- What you need to do -
Count, in the entries below, the lines in which "supplies" occurs. Give the number, nothing more.

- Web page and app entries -
···

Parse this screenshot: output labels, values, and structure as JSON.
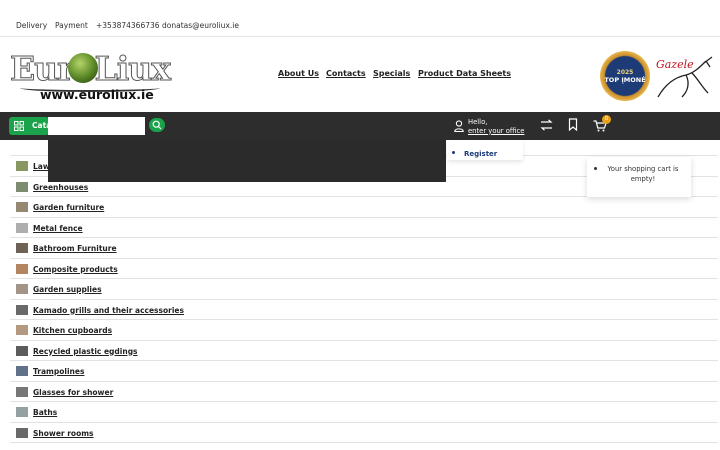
{
  "topbar": {
    "links": [
      "Delivery",
      "Payment",
      "+353874366736",
      "donatas@euroliux.ie"
    ]
  },
  "logo": {
    "word": "EuroLiux",
    "url": "www.euroliux.ie"
  },
  "nav": {
    "items": [
      "About Us",
      "Contacts",
      "Specials",
      "Product Data Sheets"
    ]
  },
  "badges": {
    "top_year": "2025",
    "top_text": "TOP ĮMONĖ",
    "gazele": "Gazele"
  },
  "toolbar": {
    "catalog_label": "Cata",
    "search_placeholder": "",
    "hello": "Hello,",
    "account_link": "enter your office",
    "cart_count": "0"
  },
  "account_menu": {
    "register": "Register"
  },
  "cart_popup": {
    "message": "Your shopping cart is empty!"
  },
  "categories": [
    {
      "label": "Law",
      "icon": "lawn-icon"
    },
    {
      "label": "Greenhouses",
      "icon": "greenhouse-icon"
    },
    {
      "label": "Garden furniture",
      "icon": "garden-furniture-icon"
    },
    {
      "label": "Metal fence",
      "icon": "fence-icon"
    },
    {
      "label": "Bathroom Furniture",
      "icon": "bathroom-furniture-icon"
    },
    {
      "label": "Composite products",
      "icon": "composite-icon"
    },
    {
      "label": "Garden supplies",
      "icon": "garden-supplies-icon"
    },
    {
      "label": "Kamado grills and their accessories",
      "icon": "grill-icon"
    },
    {
      "label": "Kitchen cupboards",
      "icon": "cupboard-icon"
    },
    {
      "label": "Recycled plastic egdings",
      "icon": "edging-icon"
    },
    {
      "label": "Trampolines",
      "icon": "trampoline-icon"
    },
    {
      "label": "Glasses for shower",
      "icon": "shower-glass-icon"
    },
    {
      "label": "Baths",
      "icon": "bath-icon"
    },
    {
      "label": "Shower rooms",
      "icon": "shower-room-icon"
    }
  ],
  "colors": {
    "accent": "#1aa34a",
    "dark": "#2d2d2d",
    "cart_badge": "#e8a21a",
    "link_blue": "#1d3b76"
  }
}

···

- Result of the task -
2